Report each line of the entries below that includes "Next".

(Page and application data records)
= Beginning of Section =

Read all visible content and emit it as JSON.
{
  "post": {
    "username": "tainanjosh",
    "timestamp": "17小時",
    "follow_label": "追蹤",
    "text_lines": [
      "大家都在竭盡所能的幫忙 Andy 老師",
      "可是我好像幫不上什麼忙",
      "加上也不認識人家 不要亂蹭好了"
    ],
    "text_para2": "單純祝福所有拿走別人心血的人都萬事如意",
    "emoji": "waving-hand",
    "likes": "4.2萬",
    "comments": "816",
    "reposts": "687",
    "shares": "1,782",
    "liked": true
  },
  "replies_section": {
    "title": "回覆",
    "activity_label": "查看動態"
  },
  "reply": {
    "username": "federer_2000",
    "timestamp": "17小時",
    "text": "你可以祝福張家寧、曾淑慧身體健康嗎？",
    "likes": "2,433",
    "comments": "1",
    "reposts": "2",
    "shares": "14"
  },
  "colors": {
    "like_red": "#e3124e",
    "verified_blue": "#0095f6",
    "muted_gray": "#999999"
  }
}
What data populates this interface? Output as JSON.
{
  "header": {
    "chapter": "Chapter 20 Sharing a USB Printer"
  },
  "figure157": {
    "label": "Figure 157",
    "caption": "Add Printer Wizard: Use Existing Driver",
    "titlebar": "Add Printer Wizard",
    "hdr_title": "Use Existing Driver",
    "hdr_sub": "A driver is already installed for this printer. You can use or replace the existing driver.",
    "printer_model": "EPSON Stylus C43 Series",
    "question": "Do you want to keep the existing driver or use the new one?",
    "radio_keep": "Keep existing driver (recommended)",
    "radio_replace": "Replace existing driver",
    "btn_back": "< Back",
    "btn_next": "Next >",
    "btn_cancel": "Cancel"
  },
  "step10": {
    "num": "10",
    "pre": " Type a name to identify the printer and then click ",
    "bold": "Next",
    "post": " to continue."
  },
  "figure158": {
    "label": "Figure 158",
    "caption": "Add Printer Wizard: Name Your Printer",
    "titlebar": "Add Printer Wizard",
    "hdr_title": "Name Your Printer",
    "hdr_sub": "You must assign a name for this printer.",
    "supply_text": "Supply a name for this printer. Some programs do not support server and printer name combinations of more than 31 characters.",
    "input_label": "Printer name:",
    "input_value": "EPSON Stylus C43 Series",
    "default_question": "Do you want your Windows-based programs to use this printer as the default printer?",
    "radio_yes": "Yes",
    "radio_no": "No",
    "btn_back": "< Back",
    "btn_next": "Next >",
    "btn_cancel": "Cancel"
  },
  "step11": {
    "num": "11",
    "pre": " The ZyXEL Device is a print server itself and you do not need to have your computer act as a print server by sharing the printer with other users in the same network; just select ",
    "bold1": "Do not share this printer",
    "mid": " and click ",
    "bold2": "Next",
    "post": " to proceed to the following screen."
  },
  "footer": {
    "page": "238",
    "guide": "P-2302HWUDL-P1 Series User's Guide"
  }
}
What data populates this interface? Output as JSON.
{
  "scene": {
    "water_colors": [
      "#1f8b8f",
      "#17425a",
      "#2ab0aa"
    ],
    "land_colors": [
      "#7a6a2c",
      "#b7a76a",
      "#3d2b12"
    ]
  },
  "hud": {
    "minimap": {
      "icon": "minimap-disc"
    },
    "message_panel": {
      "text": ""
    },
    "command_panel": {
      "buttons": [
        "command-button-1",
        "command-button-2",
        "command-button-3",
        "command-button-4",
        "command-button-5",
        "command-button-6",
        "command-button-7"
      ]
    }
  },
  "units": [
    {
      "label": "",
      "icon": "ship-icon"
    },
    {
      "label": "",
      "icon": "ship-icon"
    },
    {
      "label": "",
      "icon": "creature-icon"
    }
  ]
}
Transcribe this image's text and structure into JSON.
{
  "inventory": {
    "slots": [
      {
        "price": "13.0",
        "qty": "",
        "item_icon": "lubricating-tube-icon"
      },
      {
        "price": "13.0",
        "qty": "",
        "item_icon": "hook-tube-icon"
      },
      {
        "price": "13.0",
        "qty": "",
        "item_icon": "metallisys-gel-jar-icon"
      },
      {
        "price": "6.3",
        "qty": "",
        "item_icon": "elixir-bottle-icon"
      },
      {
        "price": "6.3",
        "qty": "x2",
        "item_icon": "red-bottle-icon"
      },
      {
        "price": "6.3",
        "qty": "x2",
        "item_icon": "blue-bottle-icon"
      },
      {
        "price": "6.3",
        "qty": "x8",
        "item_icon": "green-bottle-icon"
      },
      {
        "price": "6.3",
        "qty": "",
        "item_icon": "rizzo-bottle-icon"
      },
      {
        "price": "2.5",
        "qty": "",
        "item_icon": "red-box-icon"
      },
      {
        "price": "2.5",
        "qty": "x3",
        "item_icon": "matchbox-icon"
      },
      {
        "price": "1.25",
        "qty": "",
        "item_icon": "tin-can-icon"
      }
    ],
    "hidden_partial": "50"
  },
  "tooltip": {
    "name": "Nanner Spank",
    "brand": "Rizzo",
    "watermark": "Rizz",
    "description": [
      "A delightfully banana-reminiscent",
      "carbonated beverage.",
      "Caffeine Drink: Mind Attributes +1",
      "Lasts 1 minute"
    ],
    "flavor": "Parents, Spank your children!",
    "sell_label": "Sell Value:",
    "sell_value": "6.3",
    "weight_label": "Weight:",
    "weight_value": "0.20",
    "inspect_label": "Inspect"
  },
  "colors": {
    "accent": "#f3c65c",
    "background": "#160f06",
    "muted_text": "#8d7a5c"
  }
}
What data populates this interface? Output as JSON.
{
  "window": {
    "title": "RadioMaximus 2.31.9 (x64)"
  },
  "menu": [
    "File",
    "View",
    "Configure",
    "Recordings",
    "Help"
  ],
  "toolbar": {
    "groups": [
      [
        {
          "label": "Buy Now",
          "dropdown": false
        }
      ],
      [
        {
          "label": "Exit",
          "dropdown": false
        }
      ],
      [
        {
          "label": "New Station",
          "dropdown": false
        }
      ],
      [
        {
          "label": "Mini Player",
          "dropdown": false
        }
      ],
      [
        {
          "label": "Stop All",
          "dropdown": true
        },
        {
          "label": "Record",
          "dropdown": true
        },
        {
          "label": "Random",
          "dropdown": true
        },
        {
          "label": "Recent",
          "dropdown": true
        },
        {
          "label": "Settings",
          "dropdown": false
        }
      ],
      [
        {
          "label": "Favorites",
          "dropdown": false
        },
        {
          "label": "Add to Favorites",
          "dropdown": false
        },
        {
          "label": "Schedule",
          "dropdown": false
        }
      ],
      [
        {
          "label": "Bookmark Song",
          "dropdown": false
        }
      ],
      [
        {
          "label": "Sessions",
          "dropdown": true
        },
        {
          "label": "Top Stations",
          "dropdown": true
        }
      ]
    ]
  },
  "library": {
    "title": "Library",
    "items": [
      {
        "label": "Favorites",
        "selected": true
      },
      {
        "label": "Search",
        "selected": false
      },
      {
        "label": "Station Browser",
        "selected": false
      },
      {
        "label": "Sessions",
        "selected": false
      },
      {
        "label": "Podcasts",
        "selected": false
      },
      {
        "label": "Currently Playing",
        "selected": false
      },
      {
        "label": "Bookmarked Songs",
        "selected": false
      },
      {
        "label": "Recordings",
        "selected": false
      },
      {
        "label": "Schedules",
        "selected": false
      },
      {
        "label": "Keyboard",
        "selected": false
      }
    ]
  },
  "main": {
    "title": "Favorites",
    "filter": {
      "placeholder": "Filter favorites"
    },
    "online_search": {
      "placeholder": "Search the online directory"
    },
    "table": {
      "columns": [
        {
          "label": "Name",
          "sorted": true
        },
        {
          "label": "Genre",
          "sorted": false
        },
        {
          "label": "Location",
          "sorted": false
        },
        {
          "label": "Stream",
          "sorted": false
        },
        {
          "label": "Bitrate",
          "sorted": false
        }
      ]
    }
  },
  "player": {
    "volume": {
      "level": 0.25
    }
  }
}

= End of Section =

> _RESPONSE BELOW_:
    "btn_next": "Next >",
    "bold": "Next",
    "btn_next": "Next >",
    "bold2": "Next",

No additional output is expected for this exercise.